# TASK REQUIREMENTS:
Go through the lines below one by one and count those holding the string "freq". Give the count alone.
++++++++++
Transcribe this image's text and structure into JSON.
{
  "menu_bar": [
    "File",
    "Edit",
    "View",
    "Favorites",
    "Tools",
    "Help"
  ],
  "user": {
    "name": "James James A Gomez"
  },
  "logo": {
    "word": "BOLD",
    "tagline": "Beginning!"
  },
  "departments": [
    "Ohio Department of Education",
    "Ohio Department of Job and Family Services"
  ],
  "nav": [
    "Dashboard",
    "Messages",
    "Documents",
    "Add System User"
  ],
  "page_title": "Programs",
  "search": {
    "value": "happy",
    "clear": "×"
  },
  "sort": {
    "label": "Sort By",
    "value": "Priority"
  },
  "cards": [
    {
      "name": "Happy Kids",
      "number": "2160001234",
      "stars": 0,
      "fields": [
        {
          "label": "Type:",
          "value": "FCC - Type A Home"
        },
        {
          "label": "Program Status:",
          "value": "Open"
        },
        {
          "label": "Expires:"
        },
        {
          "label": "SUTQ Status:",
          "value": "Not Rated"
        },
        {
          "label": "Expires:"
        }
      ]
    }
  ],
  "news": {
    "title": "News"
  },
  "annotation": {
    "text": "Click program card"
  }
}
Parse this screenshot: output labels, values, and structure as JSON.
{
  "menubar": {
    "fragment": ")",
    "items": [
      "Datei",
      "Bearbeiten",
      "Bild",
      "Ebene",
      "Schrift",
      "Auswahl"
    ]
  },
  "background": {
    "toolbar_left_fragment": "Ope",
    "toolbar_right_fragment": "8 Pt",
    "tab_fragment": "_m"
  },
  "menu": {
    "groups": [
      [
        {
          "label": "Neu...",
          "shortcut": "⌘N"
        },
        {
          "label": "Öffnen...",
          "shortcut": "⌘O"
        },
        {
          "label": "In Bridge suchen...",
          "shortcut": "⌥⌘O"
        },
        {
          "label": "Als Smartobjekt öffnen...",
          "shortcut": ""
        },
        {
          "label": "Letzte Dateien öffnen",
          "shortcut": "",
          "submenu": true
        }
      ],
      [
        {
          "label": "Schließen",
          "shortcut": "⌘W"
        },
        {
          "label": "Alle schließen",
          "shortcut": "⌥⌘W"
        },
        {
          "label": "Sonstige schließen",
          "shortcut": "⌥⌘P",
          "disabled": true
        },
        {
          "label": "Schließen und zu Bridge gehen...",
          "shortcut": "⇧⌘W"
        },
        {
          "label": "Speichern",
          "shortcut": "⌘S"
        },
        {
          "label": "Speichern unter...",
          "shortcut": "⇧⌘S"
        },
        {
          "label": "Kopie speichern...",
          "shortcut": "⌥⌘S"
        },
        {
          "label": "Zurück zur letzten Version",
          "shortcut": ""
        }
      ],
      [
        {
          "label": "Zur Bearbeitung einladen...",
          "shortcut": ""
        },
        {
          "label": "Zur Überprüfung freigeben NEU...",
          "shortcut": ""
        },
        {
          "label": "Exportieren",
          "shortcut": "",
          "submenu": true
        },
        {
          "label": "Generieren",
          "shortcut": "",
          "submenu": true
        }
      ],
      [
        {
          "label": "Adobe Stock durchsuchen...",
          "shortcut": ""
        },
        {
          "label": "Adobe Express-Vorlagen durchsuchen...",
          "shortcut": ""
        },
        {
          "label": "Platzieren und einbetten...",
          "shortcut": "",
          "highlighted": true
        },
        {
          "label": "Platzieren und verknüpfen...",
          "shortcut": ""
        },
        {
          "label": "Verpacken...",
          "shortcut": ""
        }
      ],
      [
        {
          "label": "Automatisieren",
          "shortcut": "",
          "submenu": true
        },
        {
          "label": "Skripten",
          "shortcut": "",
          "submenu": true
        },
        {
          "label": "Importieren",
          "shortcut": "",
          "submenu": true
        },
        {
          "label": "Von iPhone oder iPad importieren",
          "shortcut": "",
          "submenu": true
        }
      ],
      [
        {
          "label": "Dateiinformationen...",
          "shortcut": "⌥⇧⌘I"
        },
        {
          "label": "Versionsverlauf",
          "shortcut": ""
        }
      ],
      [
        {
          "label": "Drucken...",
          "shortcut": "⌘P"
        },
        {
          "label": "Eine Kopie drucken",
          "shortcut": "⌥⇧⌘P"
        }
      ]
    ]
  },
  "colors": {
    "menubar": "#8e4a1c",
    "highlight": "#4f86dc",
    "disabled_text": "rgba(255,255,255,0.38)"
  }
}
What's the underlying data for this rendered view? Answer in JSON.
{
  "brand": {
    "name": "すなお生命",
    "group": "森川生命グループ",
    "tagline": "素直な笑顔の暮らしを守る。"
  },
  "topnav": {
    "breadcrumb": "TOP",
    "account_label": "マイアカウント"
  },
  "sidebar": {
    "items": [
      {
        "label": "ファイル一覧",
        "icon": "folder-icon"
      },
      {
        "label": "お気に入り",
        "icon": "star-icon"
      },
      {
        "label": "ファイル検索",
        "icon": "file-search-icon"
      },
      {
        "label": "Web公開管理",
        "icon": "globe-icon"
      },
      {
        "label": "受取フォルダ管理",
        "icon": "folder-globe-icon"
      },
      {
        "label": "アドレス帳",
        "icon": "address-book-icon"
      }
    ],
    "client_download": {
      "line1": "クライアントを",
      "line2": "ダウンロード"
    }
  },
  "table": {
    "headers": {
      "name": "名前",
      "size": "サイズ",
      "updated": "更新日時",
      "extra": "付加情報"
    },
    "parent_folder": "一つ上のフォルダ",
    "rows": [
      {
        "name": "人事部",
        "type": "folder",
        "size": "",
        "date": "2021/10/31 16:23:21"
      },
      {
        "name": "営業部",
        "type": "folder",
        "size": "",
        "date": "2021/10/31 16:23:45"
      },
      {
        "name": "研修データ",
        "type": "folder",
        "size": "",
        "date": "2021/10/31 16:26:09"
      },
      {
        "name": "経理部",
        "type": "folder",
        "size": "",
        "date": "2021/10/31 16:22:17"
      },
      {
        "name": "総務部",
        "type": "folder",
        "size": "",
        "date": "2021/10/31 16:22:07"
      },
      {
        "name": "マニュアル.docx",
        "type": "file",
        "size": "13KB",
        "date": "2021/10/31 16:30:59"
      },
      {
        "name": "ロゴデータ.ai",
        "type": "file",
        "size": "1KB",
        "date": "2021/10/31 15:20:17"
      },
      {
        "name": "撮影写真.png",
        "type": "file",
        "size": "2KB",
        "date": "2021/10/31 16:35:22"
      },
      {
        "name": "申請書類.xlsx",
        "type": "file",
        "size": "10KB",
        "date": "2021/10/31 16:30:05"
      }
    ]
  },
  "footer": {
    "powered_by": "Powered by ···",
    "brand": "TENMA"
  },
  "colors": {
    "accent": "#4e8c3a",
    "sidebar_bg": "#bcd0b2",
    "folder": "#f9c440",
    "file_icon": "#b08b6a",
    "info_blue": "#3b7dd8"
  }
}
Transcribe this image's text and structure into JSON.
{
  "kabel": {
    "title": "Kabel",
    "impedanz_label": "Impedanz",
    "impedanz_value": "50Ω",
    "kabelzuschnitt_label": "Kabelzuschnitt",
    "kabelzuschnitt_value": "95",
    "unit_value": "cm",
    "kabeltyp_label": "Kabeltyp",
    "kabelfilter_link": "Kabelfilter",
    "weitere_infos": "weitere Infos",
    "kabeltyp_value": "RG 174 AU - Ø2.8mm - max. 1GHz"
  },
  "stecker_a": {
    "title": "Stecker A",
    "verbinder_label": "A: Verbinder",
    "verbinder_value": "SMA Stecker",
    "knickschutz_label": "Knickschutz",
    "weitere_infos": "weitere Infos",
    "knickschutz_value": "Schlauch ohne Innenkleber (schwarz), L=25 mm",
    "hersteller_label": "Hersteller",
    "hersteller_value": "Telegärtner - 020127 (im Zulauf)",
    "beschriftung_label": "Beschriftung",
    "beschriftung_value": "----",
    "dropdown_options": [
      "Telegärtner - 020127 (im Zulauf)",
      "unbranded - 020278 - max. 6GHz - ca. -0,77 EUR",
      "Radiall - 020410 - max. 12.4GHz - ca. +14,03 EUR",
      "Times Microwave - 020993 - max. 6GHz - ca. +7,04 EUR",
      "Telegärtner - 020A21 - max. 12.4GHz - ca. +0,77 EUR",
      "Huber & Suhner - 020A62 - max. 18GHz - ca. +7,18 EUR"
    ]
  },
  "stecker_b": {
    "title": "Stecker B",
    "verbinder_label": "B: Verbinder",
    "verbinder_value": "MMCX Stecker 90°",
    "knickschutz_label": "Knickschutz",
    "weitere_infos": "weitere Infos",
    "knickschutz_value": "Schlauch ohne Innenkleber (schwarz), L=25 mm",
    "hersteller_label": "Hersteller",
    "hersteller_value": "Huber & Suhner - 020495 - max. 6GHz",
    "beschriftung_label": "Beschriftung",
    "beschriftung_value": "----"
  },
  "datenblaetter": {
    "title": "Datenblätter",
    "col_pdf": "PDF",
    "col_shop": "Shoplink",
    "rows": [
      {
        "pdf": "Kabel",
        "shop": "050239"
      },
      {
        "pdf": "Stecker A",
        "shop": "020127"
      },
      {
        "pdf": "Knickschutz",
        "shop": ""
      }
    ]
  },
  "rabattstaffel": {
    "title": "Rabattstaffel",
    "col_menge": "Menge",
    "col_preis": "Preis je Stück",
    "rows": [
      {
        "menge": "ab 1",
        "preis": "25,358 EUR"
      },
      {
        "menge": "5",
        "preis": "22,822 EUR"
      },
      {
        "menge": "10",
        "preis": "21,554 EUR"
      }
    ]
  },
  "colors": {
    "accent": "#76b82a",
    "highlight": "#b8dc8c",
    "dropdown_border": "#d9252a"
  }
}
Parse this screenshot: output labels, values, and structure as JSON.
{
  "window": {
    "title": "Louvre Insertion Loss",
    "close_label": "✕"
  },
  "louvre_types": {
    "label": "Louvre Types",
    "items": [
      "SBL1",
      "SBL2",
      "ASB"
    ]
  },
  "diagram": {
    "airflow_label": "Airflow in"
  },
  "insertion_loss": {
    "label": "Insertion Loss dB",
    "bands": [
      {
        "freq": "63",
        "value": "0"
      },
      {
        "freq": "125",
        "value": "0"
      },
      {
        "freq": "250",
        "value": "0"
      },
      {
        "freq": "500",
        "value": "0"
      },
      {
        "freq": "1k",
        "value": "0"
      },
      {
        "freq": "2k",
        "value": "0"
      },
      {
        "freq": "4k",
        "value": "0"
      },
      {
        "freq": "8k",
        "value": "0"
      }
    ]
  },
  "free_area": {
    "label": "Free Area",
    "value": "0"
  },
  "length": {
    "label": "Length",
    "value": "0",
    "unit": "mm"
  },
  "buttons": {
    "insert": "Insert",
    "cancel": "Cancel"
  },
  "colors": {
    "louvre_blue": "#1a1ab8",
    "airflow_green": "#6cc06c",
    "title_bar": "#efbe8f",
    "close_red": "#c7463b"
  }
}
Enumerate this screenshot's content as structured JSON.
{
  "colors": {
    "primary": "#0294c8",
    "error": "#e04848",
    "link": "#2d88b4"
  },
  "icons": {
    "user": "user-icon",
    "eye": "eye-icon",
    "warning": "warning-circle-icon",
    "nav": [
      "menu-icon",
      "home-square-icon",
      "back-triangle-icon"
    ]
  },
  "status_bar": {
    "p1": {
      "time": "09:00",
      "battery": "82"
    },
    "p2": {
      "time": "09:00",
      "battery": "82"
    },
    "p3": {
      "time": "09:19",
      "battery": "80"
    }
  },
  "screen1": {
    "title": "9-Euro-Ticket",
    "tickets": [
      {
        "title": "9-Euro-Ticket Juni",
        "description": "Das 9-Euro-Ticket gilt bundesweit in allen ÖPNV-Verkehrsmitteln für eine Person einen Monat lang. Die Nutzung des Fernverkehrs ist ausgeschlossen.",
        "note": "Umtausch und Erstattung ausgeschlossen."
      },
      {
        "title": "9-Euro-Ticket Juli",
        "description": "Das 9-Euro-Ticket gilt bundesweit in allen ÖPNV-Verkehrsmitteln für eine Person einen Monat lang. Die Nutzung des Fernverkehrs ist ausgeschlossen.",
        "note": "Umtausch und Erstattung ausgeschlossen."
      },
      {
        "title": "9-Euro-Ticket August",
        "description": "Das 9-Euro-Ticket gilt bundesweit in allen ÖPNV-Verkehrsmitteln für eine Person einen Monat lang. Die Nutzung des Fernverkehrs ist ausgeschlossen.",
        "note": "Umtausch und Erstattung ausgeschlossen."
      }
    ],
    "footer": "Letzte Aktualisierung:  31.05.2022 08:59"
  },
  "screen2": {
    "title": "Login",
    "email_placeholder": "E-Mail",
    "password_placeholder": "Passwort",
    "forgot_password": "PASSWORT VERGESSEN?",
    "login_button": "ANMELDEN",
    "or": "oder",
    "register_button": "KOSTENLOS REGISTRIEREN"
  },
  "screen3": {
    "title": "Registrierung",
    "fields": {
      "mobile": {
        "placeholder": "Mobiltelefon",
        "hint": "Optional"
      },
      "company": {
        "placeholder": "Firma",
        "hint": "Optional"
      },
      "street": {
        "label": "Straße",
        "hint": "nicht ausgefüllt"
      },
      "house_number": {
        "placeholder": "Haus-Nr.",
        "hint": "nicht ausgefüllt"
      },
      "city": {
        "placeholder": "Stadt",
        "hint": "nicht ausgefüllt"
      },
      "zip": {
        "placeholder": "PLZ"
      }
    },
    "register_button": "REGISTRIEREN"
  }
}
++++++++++
# COMPLETED TASK:
8